Subject: Service Engine Soon (SES) Light on, Reduced Vehicle Power/Acceleration/Speed, Diagnostic Trouble Code (DTC) P0420 (Diagnosis and Replace Catalytic Converter)
Models: 2002-2003 Cadillac DeVille, Seville
It could also be a faulty coolant temperature sensor. If the sensor never tells the ECM that the coolant is warm/hot the engine will remain in open-loop condition and run rich. It sounds as your engine doesn't go to closed-loop, which leans the mixture for normal running.
04-09-08, 07:37 PM
I have done about 10 WOT runs as suggested in 2nd gear and no longer have black smoke or the cold carbon rap. Still have a rich smelling exhaust but it is no way near what it was. Gas mileage is up about 3mpg on a stretch of highway I used to test the lattest. How would I check the temp sensor? is it just a temp switch that closes at temp or is it a variable output type device? Also would I not get a code of some kind if the ECM never switched into closed loop operation.
Thanks to all for the suggestions
04-10-08, 09:51 AM
The coolant temp sensor is just to the right of and under the throttlebody, in the coolant crossover. It is a temperature variable resistor (thermistor) which "talks" to the PCM and temperature gauge, supplying a variable voltage as temp rises and falls. The PCM queries the circuit at (don't quote me) 1 kHz data rate and uses the temp signal to control other functions.
Where does your dash temp gauge run all the time?? If it's right around 12:00, then it's safe to assume the sensor is OK because the gauge gets the same info as the PCM (temp-wise).
If you pull the O2 sensors you risk getting oil or grease on the tip...no-no. At 82k, the sensors should still be OK. If you can, disconnect and reconnect each one (3) twice. The sensor after the cat has a connector up in a heat shield which is pop-riveted to the floor pan on the right side, about under the passenger seat.
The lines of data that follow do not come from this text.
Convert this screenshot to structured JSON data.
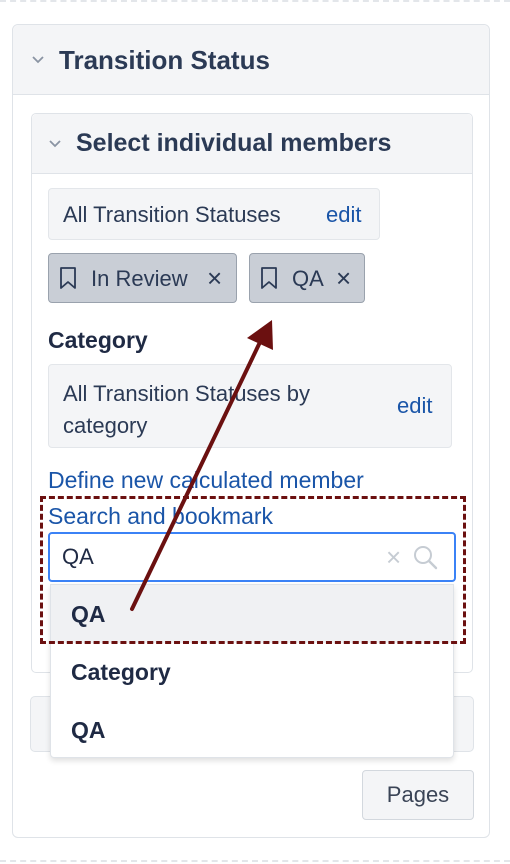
{
  "panel": {
    "title": "Transition Status",
    "section": {
      "title": "Select individual members",
      "all_chip": {
        "label": "All Transition Statuses",
        "edit": "edit"
      },
      "selected_tags": [
        {
          "label": "In Review",
          "remove": "×"
        },
        {
          "label": "QA",
          "remove": "×"
        }
      ],
      "category": {
        "heading": "Category",
        "chip_label": "All Transition Statuses by category",
        "edit": "edit"
      },
      "define_link": "Define new calculated member",
      "search_link": "Search and bookmark",
      "search": {
        "value": "QA",
        "clear": "×"
      },
      "dropdown": [
        {
          "label": "QA",
          "highlighted": true
        },
        {
          "label": "Category",
          "highlighted": false
        },
        {
          "label": "QA",
          "highlighted": false
        }
      ]
    },
    "pages_button": "Pages"
  },
  "colors": {
    "accent_link": "#1a55a8",
    "focus_border": "#3b82f6",
    "annotation": "#6b1010",
    "tag_bg": "#c9ced6"
  },
  "icons": [
    "chevron-down-icon",
    "bookmark-icon",
    "close-icon",
    "search-icon",
    "clear-icon"
  ]
}
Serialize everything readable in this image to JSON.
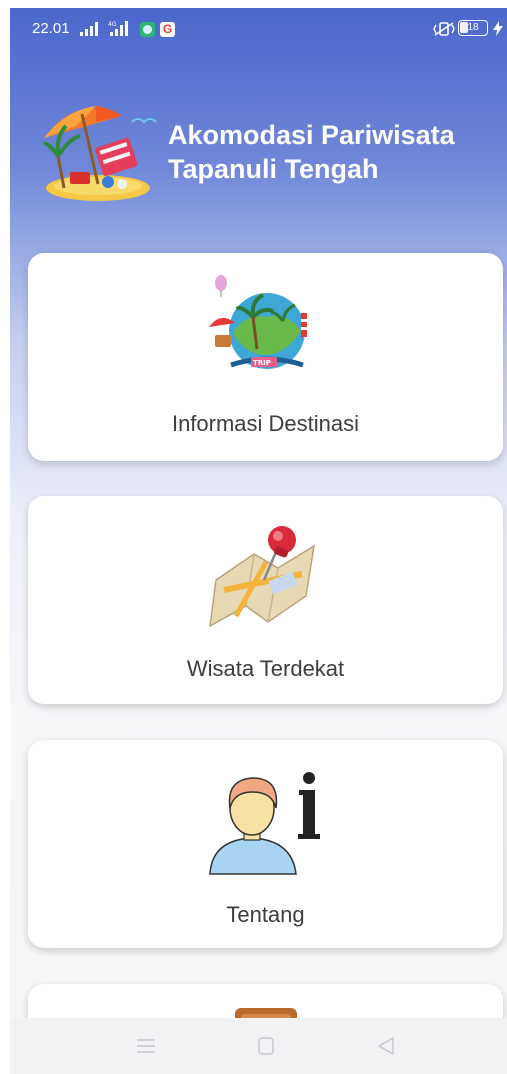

PITA. You can get to that one when you install your CORSA exhaust......
Pursue the fuel pressure idea, and dump a 20 oz. jug of TECHRON on top of a half tank of 93. (TECHRON is cheaper at West Marine.......) and then run the devil out of it again.
When everything's right, your road mileage should be 23 - 25 mpg at 65-70. Rural, about 21-22. City, low as 13-15. Car will run just fine on 87.